Video: How to make your own begonia terrarium
A calendar change-up can create havoc for garden clubs. Just ask Joan Coulat, Sacramento’s begonia lady.
Sacramento’s annual tribute to begonias comes early this year. Instead of its usual date the weekend after Labor Day, the Sacramento begonia show and sale will fill the Shepard Garden and Arts Center on Aug. 29 and 30 with rainbow-hued flowers and foliage. In addition to the show’s large display of blue-ribbon begonias, the club’s popular sale features more than 1,000 eye-popping and often-rare plants.
And that’s what has Coulat worried. “I’m just hoping somebody shows up to buy them; they’re beautiful plants! They need homes.”
Coulat, a longtime fixture at the onetime Capital Nursery on Freeport Boulevard, is well known to local gardeners. So is the Sacramento begonia show and sale that she chairs.

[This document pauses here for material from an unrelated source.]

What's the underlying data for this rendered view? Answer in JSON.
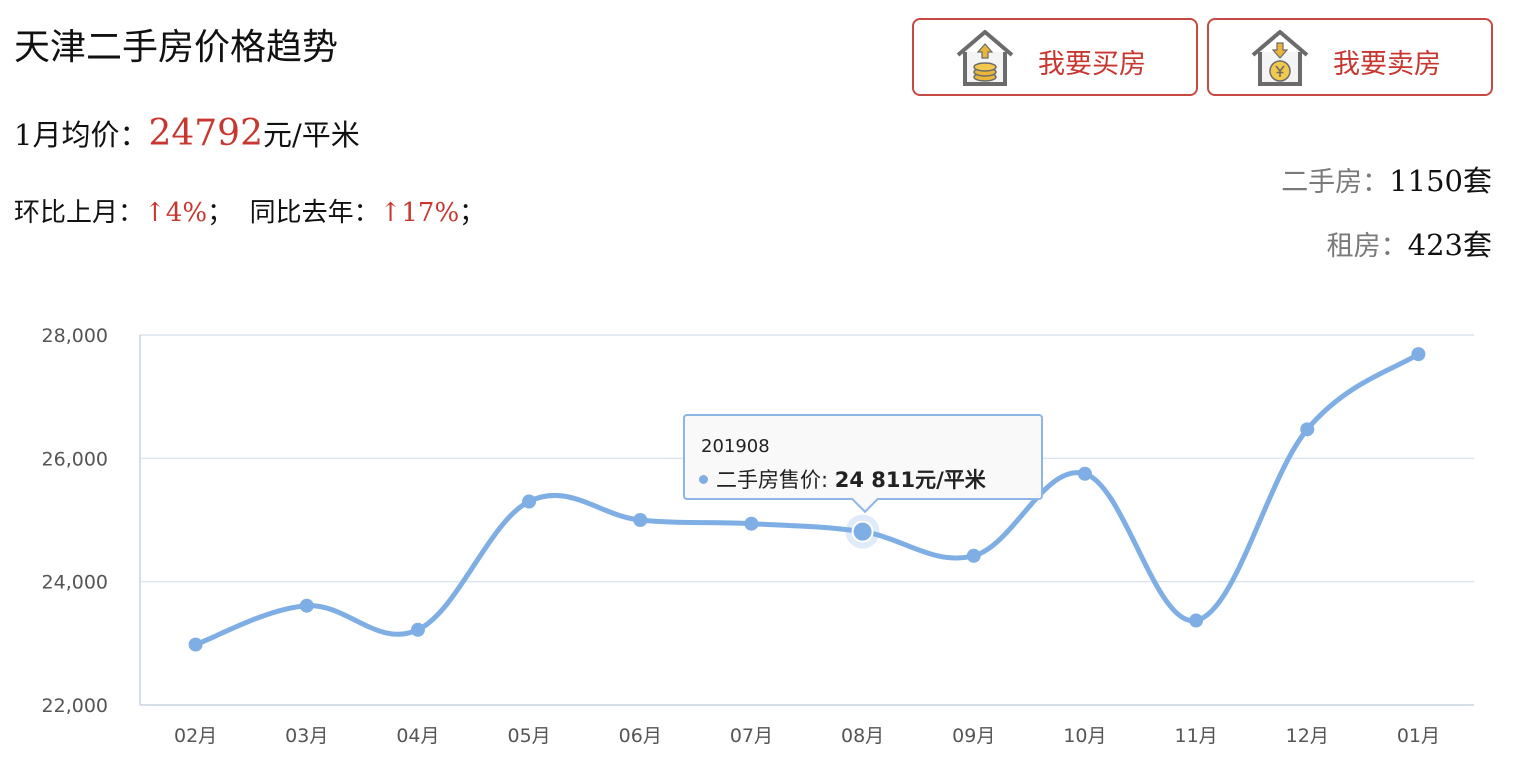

Coulat and her cohorts work on the sale most of the year. They collect young plants from commercial growers and nurture them for months. They propagate rarities from their own gardens. Aiming these begonias to be their best on a particular date – sale weekend – takes practice, good weather and luck – especially if that date comes two weeks early.
As usual, this sale features a wide assortment of begonia varieties, grown for both their stunning leaves and bright silk-like flowers. The Sacramento branch of the American Begonia Society prides itself on its assortment, not found in local nurseries. Most plants are priced at $9 each (cash or check).
Besides being the club’s major fundraiser, the sale has become a draw for Sacramento’s plant-loving community. One problem: Local gardeners expect to be buying fall-blooming begonias in September, not August.
“We have a huge problem,” Coulat explained. “In the past, our shows have always been after Labor Day. People assumed that would be the same.”
But Labor Day falls late this year – Sept. 7 – squeezing September’s club calendar and overlapping traditional events at major venues.
“The only dates available for us (at Shepard Center) were Aug. 29 and 30,” Coulat said, “but everybody already published the September date for our show. I’m desperately trying to get the word out. I want to get rid of 1,000 plants; you won’t find ones like these anywhere around here.”
To help overcome the change in schedule, the club is offering more than plants to attract patrons. Fitting the show’s “A Symphony of Begonias” theme, classical musicians will serenade attendees at noon Saturday. At 1 p.m. Sunday, iced tea and punch will be served along with trays of home-baked cookies.
“Our hours are different, too,” Coulat said. “We’re opening early on Saturday morning.”
That could help attract foot traffic in busy McKinley Park, the Shepard Center’s home.
New among the plants this year will be terrarium begonias, which are miniature wonders that thrive indoors under glass with very little water.
“You only water them every three or four months,” Coulat said. “Because (the terrarium is) enclosed, the top of the terrarium fills up with droplets of water. Those come down and water the plants.
“Terrarium begonias are very hard to get,” she added. “They stay very small, all under 14 inches. Some of them are tuberous and die back in winter. Others look like grass. Some have red and green foliage; they’re very attractive. Several of them flower. There’s even a yellow-flowered one; that’s very unusual for begonias.”
And you don’t need a garden to grow them.
“They love a spot in a window or on an end table where they can get some light,” Coulat said. “They do very well indoors without much space, and they’re very easy.”
Beginning begonia enthusiasts can learn a lot at this event. Seminars each day teach begonia basics including soils, pruning, planting and grooming as well as how to put together a terrarium garden.
“We really do have a lot to offer,” Coulat said. “I’m just hoping enough people will actually show up.”